(THE RECORDS Opens)
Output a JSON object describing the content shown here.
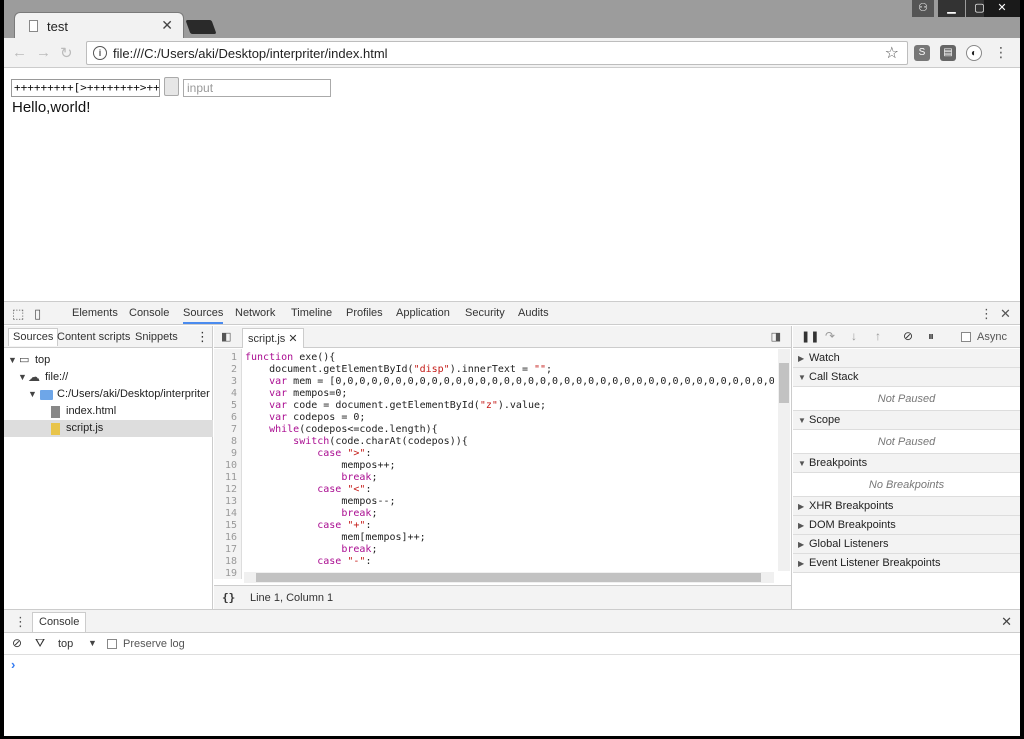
{
  "browser": {
    "tab_title": "test",
    "url": "file:///C:/Users/aki/Desktop/interpriter/index.html"
  },
  "page": {
    "code_value": "+++++++++[>++++++++>++",
    "input_placeholder": "input",
    "output_text": "Hello,world!"
  },
  "devtools": {
    "tabs": [
      "Elements",
      "Console",
      "Sources",
      "Network",
      "Timeline",
      "Profiles",
      "Application",
      "Security",
      "Audits"
    ],
    "active_tab": "Sources",
    "navigator_tabs": [
      "Sources",
      "Content scripts",
      "Snippets"
    ],
    "tree": {
      "top": "top",
      "file": "file://",
      "folder": "C:/Users/aki/Desktop/interpriter",
      "file1": "index.html",
      "file2": "script.js"
    },
    "editor_tab": "script.js",
    "line_numbers": [
      "1",
      "2",
      "3",
      "4",
      "5",
      "6",
      "7",
      "8",
      "9",
      "10",
      "11",
      "12",
      "13",
      "14",
      "15",
      "16",
      "17",
      "18",
      "19"
    ],
    "cursor_status": "Line 1, Column 1",
    "async_label": "Async",
    "sections": {
      "watch": "Watch",
      "call_stack": "Call Stack",
      "not_paused_1": "Not Paused",
      "scope": "Scope",
      "not_paused_2": "Not Paused",
      "breakpoints": "Breakpoints",
      "no_breakpoints": "No Breakpoints",
      "xhr": "XHR Breakpoints",
      "dom": "DOM Breakpoints",
      "global": "Global Listeners",
      "event": "Event Listener Breakpoints"
    },
    "drawer": {
      "tab": "Console",
      "context": "top",
      "preserve_log": "Preserve log",
      "prompt": "›"
    }
  }
}
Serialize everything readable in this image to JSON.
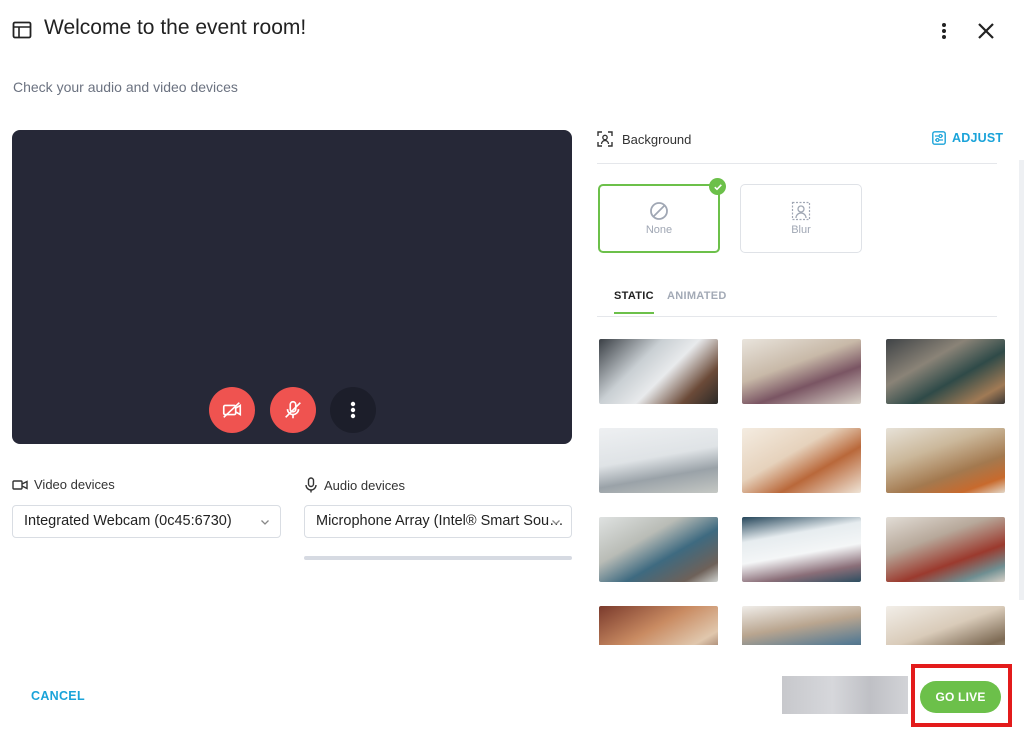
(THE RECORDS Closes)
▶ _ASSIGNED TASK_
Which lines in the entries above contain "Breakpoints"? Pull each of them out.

▶ _RESPONSE BELOW_
      "breakpoints": "Breakpoints",
      "no_breakpoints": "No Breakpoints",
      "xhr": "XHR Breakpoints",
      "dom": "DOM Breakpoints",
      "event": "Event Listener Breakpoints"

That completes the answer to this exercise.